__Instructions for the task__
Which of the lines below holds the string "Original"? Copy every line that does.

__Supplied data__

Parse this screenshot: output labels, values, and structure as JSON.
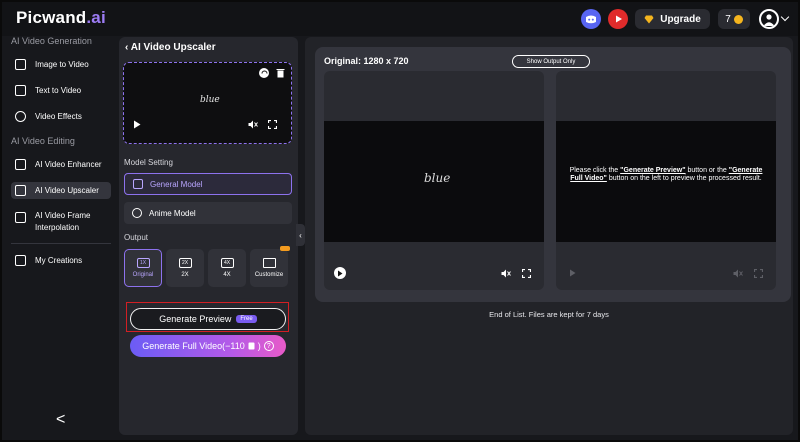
{
  "header": {
    "logo_text": "Picwand",
    "logo_suffix": ".ai",
    "upgrade_label": "Upgrade",
    "credits": "7",
    "icons": [
      "discord-icon",
      "youtube-icon",
      "diamond-icon",
      "coin-icon",
      "user-icon",
      "chevron-down-icon"
    ]
  },
  "sidebar": {
    "section1": "AI Video Generation",
    "section2": "AI Video Editing",
    "items": [
      {
        "label": "Image to Video",
        "icon": "image-icon"
      },
      {
        "label": "Text to Video",
        "icon": "text-icon"
      },
      {
        "label": "Video Effects",
        "icon": "effects-icon"
      },
      {
        "label": "AI Video Enhancer",
        "icon": "enhancer-icon"
      },
      {
        "label": "AI Video Upscaler",
        "icon": "upscaler-icon"
      },
      {
        "label": "AI Video Frame Interpolation",
        "icon": "interpolation-icon"
      },
      {
        "label": "My Creations",
        "icon": "folder-icon"
      }
    ],
    "active": "AI Video Upscaler",
    "collapse_glyph": "<"
  },
  "panel": {
    "title": "AI Video Upscaler",
    "thumb_text": "blue",
    "model_setting_label": "Model Setting",
    "models": [
      "General Model",
      "Anime Model"
    ],
    "selected_model": "General Model",
    "output_label": "Output",
    "outputs": [
      {
        "icon_text": "1X",
        "label": "Original"
      },
      {
        "icon_text": "2X",
        "label": "2X"
      },
      {
        "icon_text": "4X",
        "label": "4X"
      },
      {
        "icon_text": "",
        "label": "Customize"
      }
    ],
    "selected_output": "Original",
    "generate_preview": "Generate Preview",
    "free_badge": "Free",
    "generate_full": "Generate Full Video(−110",
    "generate_full_suffix": ")"
  },
  "main": {
    "original_label": "Original: 1280 x 720",
    "show_output_button": "Show Output Only",
    "video_text": "blue",
    "message_pre": "Please click the ",
    "message_b1": "\"Generate Preview\"",
    "message_mid": " button or the ",
    "message_b2": "\"Generate Full Video\"",
    "message_post": " button on the left to preview the processed result.",
    "end_text": "End of List. Files are kept for 7 days"
  },
  "colors": {
    "accent": "#8d72ee",
    "highlight_box": "#d21f24",
    "discord": "#5865f2",
    "youtube": "#e02b2b",
    "coin": "#f5b51e"
  }
}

__Reply to the task__
        "label": "Original"
    "selected_output": "Original",
    "original_label": "Original: 1280 x 720",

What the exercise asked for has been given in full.